Had a busy, yet great weekend. Should have spent my time writing Friday night, but instead, I spent it unwinding and playing a silly, but fun video game on my computer. Winemaker Extraordinaire. Yes, I not only had a glass of wine, but I pretended to run my own vineyards for a little while. (I tell you, I’m a complete dork.) I went to a graduation party Saturday night and had too much caffeine–ended up outside pretty late discussing politics with my friend’s son, my husband and a few others. One of those good politics conversations–not the scary, angry yelling ones. And we had a Republican, a Communist and two Democrats in the convo. heh heh
But during the day Saturday, I was on a writer’s panel with Gena Showalter. (Here we are at last year’s OKRWA Christmas party.) I really feel the panel went well. I’d been reluctant to speak, to be honest. My relationship with my agent still feels pretty new despite having signed with her a year ago, so I wasn’t sure what helpful info I’d have to share. Gena has been with her agent over a decade. Turns out having two writers share different levels of their relationships with their agents made for a more rounded program. Having two writers in different stages of their careers also helped. Gena is doing well… okay, Gena is kicking butt. The woman is publishing a LOT of books and she’s hitting bestseller lists, including the New York Times. I’m still in the beginning phase with my first book making publisher rounds.
We told the stories of how we ended up signing with our agents. I shared that I kept getting very positive feedback, but after several possible agents told me the beginning didn’t grab them, I listened. I rewrote the first chapter and had “all” full requests after that. But it wasn’t until I caught the interest of an editor that things picked up.
Gena shared that she was approached by another agent originally, but they had different ideas for her career. She told the group to make sure the agent you pick will have the same projections–if you plan to write in different genres, make sure he or she will handle all of them.
One question was, “If we could go back to being unpublished writers again and kn0w what we do now, what would we change?”
For me, it would be to truly understand that you have to write everyday or at least five days a week. No matter how busy with jobs, kids and everything else, make at least an hour a day yours even if you have to get up earlier or stay up later. Yes, I work better when I have hours of uninterrupted time, but if I’d truly grasped how important it is to stay in the story daily, I would have… well, I think I’d be further than I am now. ( On the drive home, I thought of like five other answers I’d add to mine.)
Gena said she would go back and tell herself to write the books of her heart and not try to conform to what she thought others wanted to read.

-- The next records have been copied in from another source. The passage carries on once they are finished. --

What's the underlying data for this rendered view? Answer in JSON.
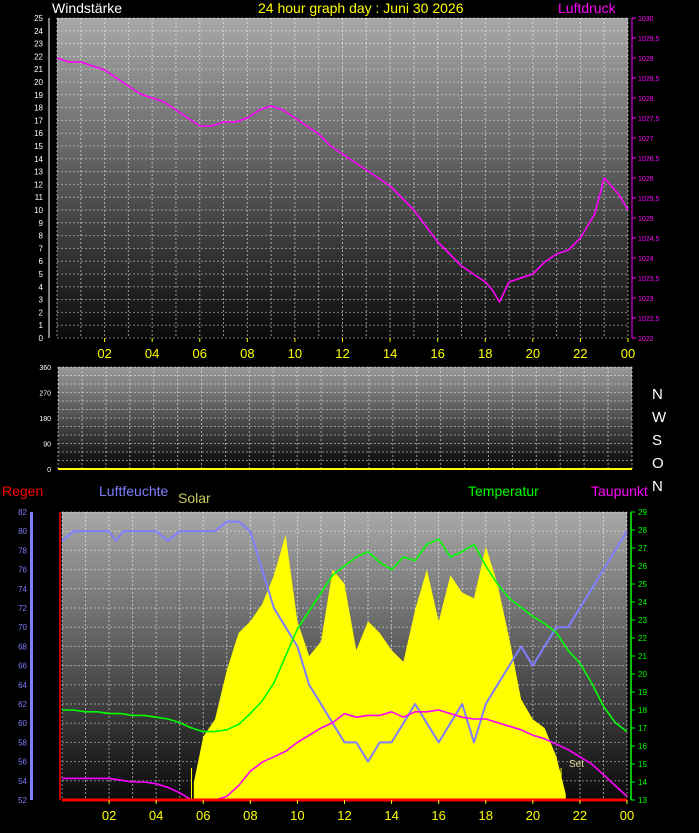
{
  "header": {
    "left_label": "Windstärke",
    "title": "24 hour graph day : Juni 30 2026",
    "right_label": "Luftdruck"
  },
  "bottom_legend": {
    "rain": "Regen",
    "humidity": "Luftfeuchte",
    "solar": "Solar",
    "temperature": "Temperatur",
    "dewpoint": "Taupunkt",
    "sunset_marker": "Set"
  },
  "compass": [
    "N",
    "W",
    "S",
    "O",
    "N"
  ],
  "colors": {
    "pressure": "#ff00ff",
    "temperature": "#00ff00",
    "dewpoint": "#ff00ff",
    "humidity": "#7f7fff",
    "solar": "#ffff00",
    "rain": "#ff0000",
    "hour_labels": "#ffff00"
  },
  "chart_data": [
    {
      "type": "line",
      "name": "wind_pressure",
      "x_ticks": [
        "02",
        "04",
        "06",
        "08",
        "10",
        "12",
        "14",
        "16",
        "18",
        "20",
        "22",
        "00"
      ],
      "y_left": {
        "min": 0,
        "max": 25,
        "ticks": [
          "0",
          "1",
          "2",
          "3",
          "4",
          "5",
          "6",
          "7",
          "8",
          "9",
          "10",
          "11",
          "12",
          "13",
          "14",
          "15",
          "16",
          "17",
          "18",
          "19",
          "20",
          "21",
          "22",
          "23",
          "24",
          "25"
        ]
      },
      "y_right": {
        "min": 1022,
        "max": 1030,
        "ticks": [
          "1022",
          "1022,5",
          "1023",
          "1023,5",
          "1024",
          "1024,5",
          "1025",
          "1025,5",
          "1026",
          "1026,5",
          "1027",
          "1027,5",
          "1028",
          "1028,5",
          "1029",
          "1029,5",
          "1030"
        ]
      },
      "series": [
        {
          "key": "pressure",
          "axis": "right",
          "x": [
            0,
            0.5,
            1,
            1.5,
            2,
            2.5,
            3,
            3.5,
            4,
            4.5,
            5,
            5.5,
            6,
            6.5,
            7,
            7.5,
            8,
            8.5,
            9,
            9.5,
            10,
            10.5,
            11,
            11.5,
            12,
            12.5,
            13,
            13.5,
            14,
            14.5,
            15,
            15.5,
            16,
            16.5,
            17,
            17.5,
            18,
            18.3,
            18.6,
            19,
            19.5,
            20,
            20.5,
            21,
            21.5,
            22,
            22.3,
            22.6,
            23,
            23.3,
            23.6,
            24
          ],
          "y": [
            1029,
            1028.9,
            1028.9,
            1028.8,
            1028.7,
            1028.5,
            1028.3,
            1028.1,
            1028,
            1027.9,
            1027.7,
            1027.5,
            1027.3,
            1027.3,
            1027.4,
            1027.4,
            1027.5,
            1027.7,
            1027.8,
            1027.7,
            1027.5,
            1027.3,
            1027.1,
            1026.8,
            1026.6,
            1026.4,
            1026.2,
            1026,
            1025.8,
            1025.5,
            1025.2,
            1024.8,
            1024.4,
            1024.1,
            1023.8,
            1023.6,
            1023.4,
            1023.2,
            1022.9,
            1023.4,
            1023.5,
            1023.6,
            1023.9,
            1024.1,
            1024.2,
            1024.5,
            1024.8,
            1025.1,
            1026,
            1025.8,
            1025.6,
            1025.2
          ]
        }
      ]
    },
    {
      "type": "line",
      "name": "wind_direction",
      "x_ticks": [],
      "y_left": {
        "min": 0,
        "max": 360,
        "ticks": [
          "0",
          "90",
          "180",
          "270",
          "360"
        ]
      },
      "series": []
    },
    {
      "type": "line",
      "name": "weather",
      "x_ticks": [
        "02",
        "04",
        "06",
        "08",
        "10",
        "12",
        "14",
        "16",
        "18",
        "20",
        "22",
        "00"
      ],
      "y_left": {
        "min": 52,
        "max": 82,
        "ticks": [
          "52",
          "54",
          "56",
          "58",
          "60",
          "62",
          "64",
          "66",
          "68",
          "70",
          "72",
          "74",
          "76",
          "78",
          "80",
          "82"
        ]
      },
      "y_right": {
        "min": 13,
        "max": 29,
        "ticks": [
          "13",
          "14",
          "15",
          "16",
          "17",
          "18",
          "19",
          "20",
          "21",
          "22",
          "23",
          "24",
          "25",
          "26",
          "27",
          "28",
          "29"
        ]
      },
      "series": [
        {
          "key": "humidity",
          "axis": "left",
          "x": [
            0,
            0.5,
            1,
            2,
            2.3,
            2.6,
            3,
            4,
            4.5,
            5,
            6,
            6.5,
            7,
            7.5,
            8,
            8.5,
            9,
            9.5,
            10,
            10.5,
            11,
            11.5,
            12,
            12.5,
            13,
            13.5,
            14,
            14.5,
            15,
            15.5,
            16,
            16.5,
            17,
            17.5,
            18,
            18.5,
            19,
            19.5,
            20,
            20.5,
            21,
            21.5,
            22,
            22.5,
            23,
            23.5,
            24
          ],
          "y": [
            79,
            80,
            80,
            80,
            79,
            80,
            80,
            80,
            79,
            80,
            80,
            80,
            81,
            81,
            80,
            76,
            72,
            70,
            68,
            64,
            62,
            60,
            58,
            58,
            56,
            58,
            58,
            60,
            62,
            60,
            58,
            60,
            62,
            58,
            62,
            64,
            66,
            68,
            66,
            68,
            70,
            70,
            72,
            74,
            76,
            78,
            80
          ]
        },
        {
          "key": "temperature",
          "axis": "right",
          "x": [
            0,
            0.5,
            1,
            1.5,
            2,
            2.5,
            3,
            3.5,
            4,
            4.5,
            5,
            5.5,
            6,
            6.5,
            7,
            7.5,
            8,
            8.5,
            9,
            9.5,
            10,
            10.5,
            11,
            11.5,
            12,
            12.5,
            13,
            13.5,
            14,
            14.5,
            15,
            15.5,
            16,
            16.5,
            17,
            17.5,
            18,
            18.5,
            19,
            19.5,
            20,
            20.5,
            21,
            21.5,
            22,
            22.5,
            23,
            23.5,
            24
          ],
          "y": [
            18,
            18,
            17.9,
            17.9,
            17.8,
            17.8,
            17.7,
            17.7,
            17.6,
            17.5,
            17.3,
            17.0,
            16.8,
            16.8,
            16.9,
            17.2,
            17.8,
            18.5,
            19.5,
            21,
            22.5,
            23.5,
            24.5,
            25.5,
            26,
            26.5,
            26.8,
            26.2,
            25.8,
            26.5,
            26.3,
            27.2,
            27.5,
            26.5,
            26.8,
            27.2,
            26,
            25,
            24.2,
            23.7,
            23.2,
            22.8,
            22.3,
            21.3,
            20.6,
            19.5,
            18.2,
            17.3,
            16.8
          ]
        },
        {
          "key": "dewpoint",
          "axis": "right",
          "x": [
            0,
            0.5,
            1,
            1.5,
            2,
            2.5,
            3,
            3.5,
            4,
            4.5,
            5,
            5.5,
            6,
            6.5,
            7,
            7.5,
            8,
            8.5,
            9,
            9.5,
            10,
            10.5,
            11,
            11.5,
            12,
            12.5,
            13,
            13.5,
            14,
            14.5,
            15,
            15.5,
            16,
            16.5,
            17,
            17.5,
            18,
            18.5,
            19,
            19.5,
            20,
            20.5,
            21,
            21.5,
            22,
            22.5,
            23,
            23.5,
            24
          ],
          "y": [
            14.2,
            14.2,
            14.2,
            14.2,
            14.2,
            14.1,
            14.0,
            14.0,
            13.9,
            13.7,
            13.4,
            13.0,
            13.0,
            13.0,
            13.2,
            13.8,
            14.6,
            15.1,
            15.4,
            15.7,
            16.2,
            16.6,
            17.0,
            17.3,
            17.8,
            17.6,
            17.7,
            17.7,
            17.9,
            17.6,
            17.9,
            17.9,
            18.0,
            17.8,
            17.6,
            17.5,
            17.5,
            17.3,
            17.1,
            16.9,
            16.6,
            16.4,
            16.1,
            15.8,
            15.4,
            15.0,
            14.4,
            13.8,
            13.2
          ]
        },
        {
          "key": "solar",
          "axis": "right",
          "scale": "relative",
          "x": [
            5.6,
            6,
            6.5,
            7,
            7.5,
            8,
            8.5,
            9,
            9.5,
            10,
            10.5,
            11,
            11.5,
            12,
            12.5,
            13,
            13.5,
            14,
            14.5,
            15,
            15.5,
            16,
            16.5,
            17,
            17.5,
            18,
            18.5,
            19,
            19.5,
            20,
            20.5,
            21,
            21.4
          ],
          "y": [
            0.06,
            0.22,
            0.28,
            0.45,
            0.58,
            0.62,
            0.68,
            0.78,
            0.92,
            0.62,
            0.5,
            0.55,
            0.8,
            0.75,
            0.52,
            0.62,
            0.58,
            0.52,
            0.48,
            0.66,
            0.8,
            0.62,
            0.78,
            0.72,
            0.7,
            0.88,
            0.75,
            0.56,
            0.35,
            0.28,
            0.25,
            0.15,
            0.02
          ]
        },
        {
          "key": "rain",
          "axis": "left",
          "x": [
            0,
            24
          ],
          "y": [
            52,
            52
          ]
        }
      ]
    }
  ]
}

She shared a story of writing a book that had one part she really loved and it was that part her agent or editor picked as the best part of the book.
She also shared that in the beginning, her relationship with her agent was tentative–kind of the way mine is at this point. But that will change with time and experience and I look forward to that.
We discussed how we work with our agents as far as new material. Both of us run new ideas by them. One of the writers in the audience raised her hand and shared that her agent only reads finished proposals before they go out to editors. So again, it’s something to discuss with your own agent–set up how you both like to work.
We shared that agents have different preferences as far as what they handle, but both our agents prefer to at least see all our contracts, even for the short-not-so-profitable pieces. Every contract is a part of our overall portfolio.
I shared that I’m luckier than a lot of writers in new relationships with their agents because I’m also a part of a group of writers who are also her clients. I hear how my agent goes to bat for her authors and this gives me a lot of confidence when it comes to my future contracts, etc.
I also told them that if I could go back even one year, I’d change my expectations. I’d been around writers who snapped up agents then had the fastest turnaround possible in getting book deals. After experiencing a couple of those right before my own signing, I kind of expected the same. Truth is, that is a rare situation. Most book deals take longer. I thought having an agent would cause an instant sale. It doesn’t. There are a lot of writers and a LOT of manuscripts and yes, an agent will get you in quickly, but that doesn’t guarantee a quick read or response.
So, keep your expectations reasonable and you’ll be in for less disappointment. But don’t give up. I truly believe success in this business comes through self-discipline and perseverance and writing the best possible books you can.
Oh! And Gena brought me a present! An ARC of…